BEGIN DATA FOR PROCESSING

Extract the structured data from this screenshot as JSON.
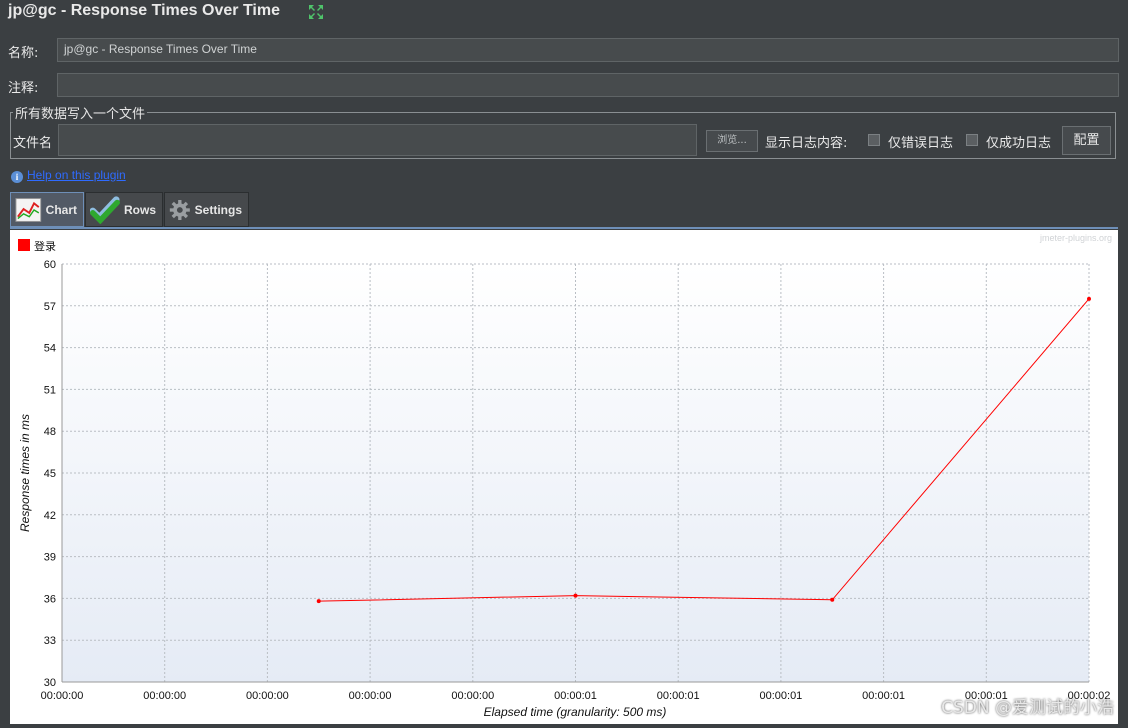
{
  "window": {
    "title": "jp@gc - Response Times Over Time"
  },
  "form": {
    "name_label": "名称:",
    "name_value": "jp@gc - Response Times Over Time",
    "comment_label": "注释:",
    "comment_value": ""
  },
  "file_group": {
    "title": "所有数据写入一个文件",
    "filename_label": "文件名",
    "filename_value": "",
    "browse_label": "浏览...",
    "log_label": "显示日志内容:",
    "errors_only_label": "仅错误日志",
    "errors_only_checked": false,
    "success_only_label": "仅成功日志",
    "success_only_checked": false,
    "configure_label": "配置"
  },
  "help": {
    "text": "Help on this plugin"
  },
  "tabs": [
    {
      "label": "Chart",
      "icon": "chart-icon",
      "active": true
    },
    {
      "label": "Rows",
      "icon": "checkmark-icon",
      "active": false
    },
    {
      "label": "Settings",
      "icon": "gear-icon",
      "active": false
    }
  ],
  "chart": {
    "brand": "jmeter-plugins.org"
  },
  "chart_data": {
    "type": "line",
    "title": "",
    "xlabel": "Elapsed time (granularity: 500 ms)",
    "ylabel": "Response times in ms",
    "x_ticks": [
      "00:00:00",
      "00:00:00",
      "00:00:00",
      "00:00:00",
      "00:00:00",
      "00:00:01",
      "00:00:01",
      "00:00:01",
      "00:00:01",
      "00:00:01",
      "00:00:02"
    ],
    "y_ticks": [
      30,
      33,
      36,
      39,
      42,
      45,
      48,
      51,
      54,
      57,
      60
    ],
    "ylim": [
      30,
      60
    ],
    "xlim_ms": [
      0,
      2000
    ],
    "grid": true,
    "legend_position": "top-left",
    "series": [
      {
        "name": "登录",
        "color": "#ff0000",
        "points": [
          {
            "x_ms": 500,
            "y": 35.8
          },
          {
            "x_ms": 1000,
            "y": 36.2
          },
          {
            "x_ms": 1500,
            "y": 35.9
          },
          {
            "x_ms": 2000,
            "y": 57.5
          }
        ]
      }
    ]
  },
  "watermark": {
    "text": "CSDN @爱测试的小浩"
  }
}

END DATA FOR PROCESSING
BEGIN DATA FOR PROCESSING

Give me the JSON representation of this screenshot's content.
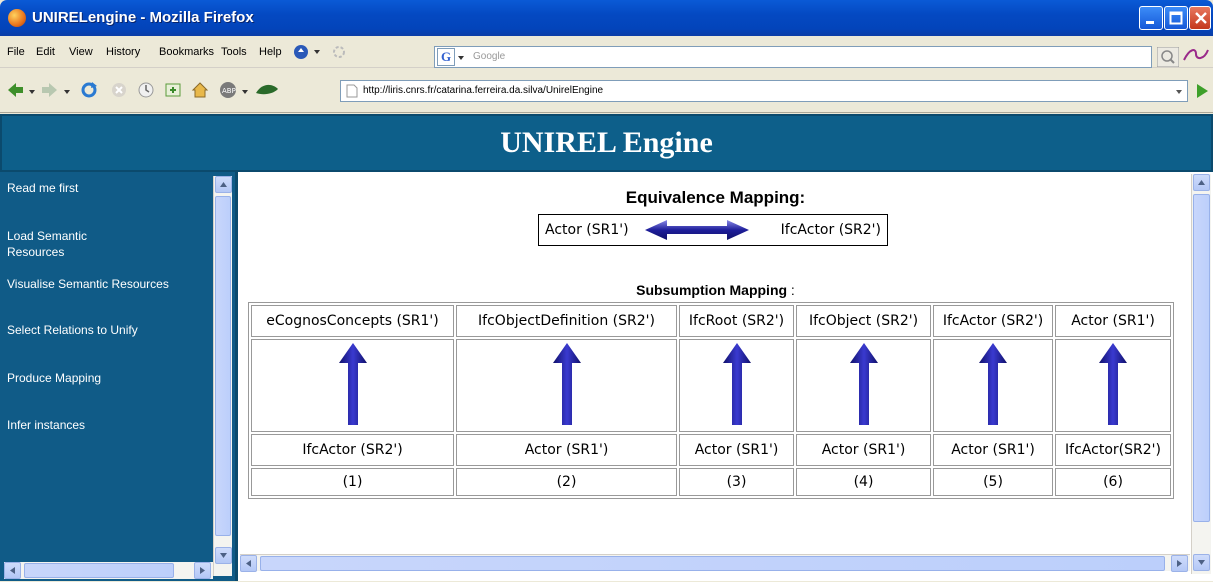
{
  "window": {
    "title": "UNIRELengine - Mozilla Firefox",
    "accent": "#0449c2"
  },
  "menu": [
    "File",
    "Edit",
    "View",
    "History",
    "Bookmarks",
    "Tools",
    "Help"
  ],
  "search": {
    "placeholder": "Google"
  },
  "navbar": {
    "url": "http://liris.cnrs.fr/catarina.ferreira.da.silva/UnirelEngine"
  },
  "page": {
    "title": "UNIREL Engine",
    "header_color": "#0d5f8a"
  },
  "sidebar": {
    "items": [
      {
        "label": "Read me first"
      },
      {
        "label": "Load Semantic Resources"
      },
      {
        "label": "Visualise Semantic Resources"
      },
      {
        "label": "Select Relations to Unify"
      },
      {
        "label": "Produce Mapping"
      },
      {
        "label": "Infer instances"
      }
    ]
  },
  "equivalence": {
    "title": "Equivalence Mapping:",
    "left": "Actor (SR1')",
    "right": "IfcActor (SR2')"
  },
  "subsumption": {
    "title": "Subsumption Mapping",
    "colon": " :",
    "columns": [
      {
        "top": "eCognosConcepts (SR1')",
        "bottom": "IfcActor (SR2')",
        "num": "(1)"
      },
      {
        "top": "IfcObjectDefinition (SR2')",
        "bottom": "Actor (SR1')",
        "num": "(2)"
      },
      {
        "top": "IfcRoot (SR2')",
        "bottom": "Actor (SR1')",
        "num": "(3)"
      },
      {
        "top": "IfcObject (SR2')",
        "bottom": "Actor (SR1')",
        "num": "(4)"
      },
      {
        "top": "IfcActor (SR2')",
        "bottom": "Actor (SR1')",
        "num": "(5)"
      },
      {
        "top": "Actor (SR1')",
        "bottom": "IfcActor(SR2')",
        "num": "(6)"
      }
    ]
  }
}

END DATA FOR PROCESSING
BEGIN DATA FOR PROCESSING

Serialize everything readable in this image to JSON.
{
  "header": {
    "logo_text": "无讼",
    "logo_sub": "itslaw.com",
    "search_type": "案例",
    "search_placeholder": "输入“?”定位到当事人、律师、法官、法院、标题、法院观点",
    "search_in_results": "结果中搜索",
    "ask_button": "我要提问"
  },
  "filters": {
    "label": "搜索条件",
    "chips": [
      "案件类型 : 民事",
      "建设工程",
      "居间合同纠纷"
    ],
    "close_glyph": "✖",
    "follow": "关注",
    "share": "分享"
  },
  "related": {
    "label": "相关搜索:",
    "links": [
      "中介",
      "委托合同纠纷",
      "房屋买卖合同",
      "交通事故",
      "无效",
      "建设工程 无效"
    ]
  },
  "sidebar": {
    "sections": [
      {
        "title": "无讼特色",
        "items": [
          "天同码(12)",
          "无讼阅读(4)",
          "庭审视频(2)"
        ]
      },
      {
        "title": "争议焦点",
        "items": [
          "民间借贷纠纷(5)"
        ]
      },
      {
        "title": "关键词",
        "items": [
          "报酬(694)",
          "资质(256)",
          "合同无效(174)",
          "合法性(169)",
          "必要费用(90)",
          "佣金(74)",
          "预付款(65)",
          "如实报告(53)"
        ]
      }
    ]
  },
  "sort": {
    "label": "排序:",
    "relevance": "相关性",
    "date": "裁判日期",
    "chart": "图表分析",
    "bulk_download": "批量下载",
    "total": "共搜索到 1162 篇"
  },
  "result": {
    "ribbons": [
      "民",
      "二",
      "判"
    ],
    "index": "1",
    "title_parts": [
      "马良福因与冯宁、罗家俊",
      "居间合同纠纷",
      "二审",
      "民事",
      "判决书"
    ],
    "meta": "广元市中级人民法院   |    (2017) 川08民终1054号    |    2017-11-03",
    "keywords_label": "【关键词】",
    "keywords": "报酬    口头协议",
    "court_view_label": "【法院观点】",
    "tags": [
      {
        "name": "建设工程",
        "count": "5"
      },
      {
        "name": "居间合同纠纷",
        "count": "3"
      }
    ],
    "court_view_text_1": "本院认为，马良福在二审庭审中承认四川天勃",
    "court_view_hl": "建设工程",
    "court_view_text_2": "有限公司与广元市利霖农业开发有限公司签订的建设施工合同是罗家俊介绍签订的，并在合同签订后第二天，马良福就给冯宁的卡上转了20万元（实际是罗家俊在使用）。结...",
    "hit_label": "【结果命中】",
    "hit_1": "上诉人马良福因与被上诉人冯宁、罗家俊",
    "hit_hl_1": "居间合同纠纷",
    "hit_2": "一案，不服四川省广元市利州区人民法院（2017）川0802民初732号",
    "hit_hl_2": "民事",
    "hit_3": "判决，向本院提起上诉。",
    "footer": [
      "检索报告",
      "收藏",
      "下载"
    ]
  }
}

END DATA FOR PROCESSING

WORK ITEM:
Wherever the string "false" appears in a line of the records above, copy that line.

WRITTEN SOLUTION:
    "errors_only_checked": false,
    "success_only_checked": false,
      "active": false
      "active": false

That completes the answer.